Does the get up and go test improve predictive accuracy of the Triage Risk Screening Tool or Rowland questionnaire in older patients admitted to the emergency department?
To assess the diagnostic characteristics of the get up and go test (GUGT) as a stand-alone test and in combination with the Flemish Triage Risk Screening Tool (fTRST) and Rowland questionnaire. One aim was to determine whether the diagnostic accuracy of these instruments could be improved for predicting unplanned emergency department (ED) readmission following ED discharge.Methods
We carried out a prospective cohort study at the ED of the University Hospitals Leuven, Belgium. All patients aged at least 75 years (n=380) completed fTRST, Rowland, and GUGT testing at the index ED admission. Diagnostic characteristics for unplanned ED readmission were determined for hospitalized and discharged patients 1 and 3 months after the index ED visit.Results
In both hospitalized and discharged patients, fTRST and Rowland (cut-off ≥2) had good to excellent sensitivity and negative predictive value (NPV) but low to moderate specificity and accuracy; GUGT had low sensitivity and good to excellent NPV and specificity. The combined fTRST/GUGT or Rowland/GUGT had moderate to excellent NPV (56.3–94.3%). The combined fTRST (cut-off ≥2)/GUGT had low sensitivity and moderate to excellent specificity. Sensitivity of the combined Rowland (cut-off ≥4)/GUGT was good at the 1-month follow-up and moderate at the 3-month follow-up for hospitalized patients; it was low for discharged patients. Specificity was low for hospitalized patients and good for discharged patients.Conclusion

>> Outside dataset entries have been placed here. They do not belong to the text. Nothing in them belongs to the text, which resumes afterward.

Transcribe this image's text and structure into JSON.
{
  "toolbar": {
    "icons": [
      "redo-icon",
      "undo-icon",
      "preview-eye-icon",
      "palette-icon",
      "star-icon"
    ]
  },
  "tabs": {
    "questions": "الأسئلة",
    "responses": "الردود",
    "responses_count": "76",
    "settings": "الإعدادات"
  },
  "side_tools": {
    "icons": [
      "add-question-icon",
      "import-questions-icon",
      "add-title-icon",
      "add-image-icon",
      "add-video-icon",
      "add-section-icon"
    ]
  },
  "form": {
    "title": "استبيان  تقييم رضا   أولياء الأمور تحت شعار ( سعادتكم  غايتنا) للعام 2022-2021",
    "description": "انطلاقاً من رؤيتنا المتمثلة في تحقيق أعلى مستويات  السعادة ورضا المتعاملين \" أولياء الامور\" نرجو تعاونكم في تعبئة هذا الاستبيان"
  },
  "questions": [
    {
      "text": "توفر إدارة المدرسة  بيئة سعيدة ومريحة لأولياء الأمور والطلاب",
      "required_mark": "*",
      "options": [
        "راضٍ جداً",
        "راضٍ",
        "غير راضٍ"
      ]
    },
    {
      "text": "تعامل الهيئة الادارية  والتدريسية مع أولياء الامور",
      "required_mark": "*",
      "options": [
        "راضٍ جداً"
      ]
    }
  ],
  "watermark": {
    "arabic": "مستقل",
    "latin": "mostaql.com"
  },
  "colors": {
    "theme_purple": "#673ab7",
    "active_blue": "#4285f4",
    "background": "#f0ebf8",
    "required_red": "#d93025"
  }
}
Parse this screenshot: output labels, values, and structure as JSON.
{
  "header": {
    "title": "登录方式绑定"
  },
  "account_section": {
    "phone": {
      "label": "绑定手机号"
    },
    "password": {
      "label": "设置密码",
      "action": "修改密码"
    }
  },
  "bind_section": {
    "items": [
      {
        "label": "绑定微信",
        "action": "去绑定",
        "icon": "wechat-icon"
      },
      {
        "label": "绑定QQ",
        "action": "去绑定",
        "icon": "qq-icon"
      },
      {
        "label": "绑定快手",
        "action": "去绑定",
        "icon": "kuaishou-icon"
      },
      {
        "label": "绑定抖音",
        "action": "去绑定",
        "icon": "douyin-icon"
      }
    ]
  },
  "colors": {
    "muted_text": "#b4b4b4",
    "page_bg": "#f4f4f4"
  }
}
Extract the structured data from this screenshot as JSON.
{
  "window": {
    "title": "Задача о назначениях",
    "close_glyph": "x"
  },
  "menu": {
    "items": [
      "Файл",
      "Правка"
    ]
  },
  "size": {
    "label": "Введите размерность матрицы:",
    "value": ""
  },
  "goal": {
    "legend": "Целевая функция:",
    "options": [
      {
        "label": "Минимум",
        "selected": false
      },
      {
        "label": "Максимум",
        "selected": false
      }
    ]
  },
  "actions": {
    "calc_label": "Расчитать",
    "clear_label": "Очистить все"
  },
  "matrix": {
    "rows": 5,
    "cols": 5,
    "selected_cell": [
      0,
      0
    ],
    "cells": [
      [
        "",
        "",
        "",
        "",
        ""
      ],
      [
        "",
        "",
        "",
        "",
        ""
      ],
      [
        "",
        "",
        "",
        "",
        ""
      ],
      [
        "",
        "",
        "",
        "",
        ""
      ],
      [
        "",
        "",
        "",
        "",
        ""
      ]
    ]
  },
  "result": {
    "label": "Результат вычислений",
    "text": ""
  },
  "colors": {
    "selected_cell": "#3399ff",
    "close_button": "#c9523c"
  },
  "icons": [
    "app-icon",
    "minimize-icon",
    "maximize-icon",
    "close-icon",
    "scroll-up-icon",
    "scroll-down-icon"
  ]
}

Neither the objective measure of mobility (GUGT) nor the combined fTRST/GUGT or Rowland/GUGT improved the results. Our analysis shows that the predictive accuracy of the stand-alone, self-reported screening instruments fTRST and Rowland (cut-off=2) is still good. This study also confirmed their previously known limitations.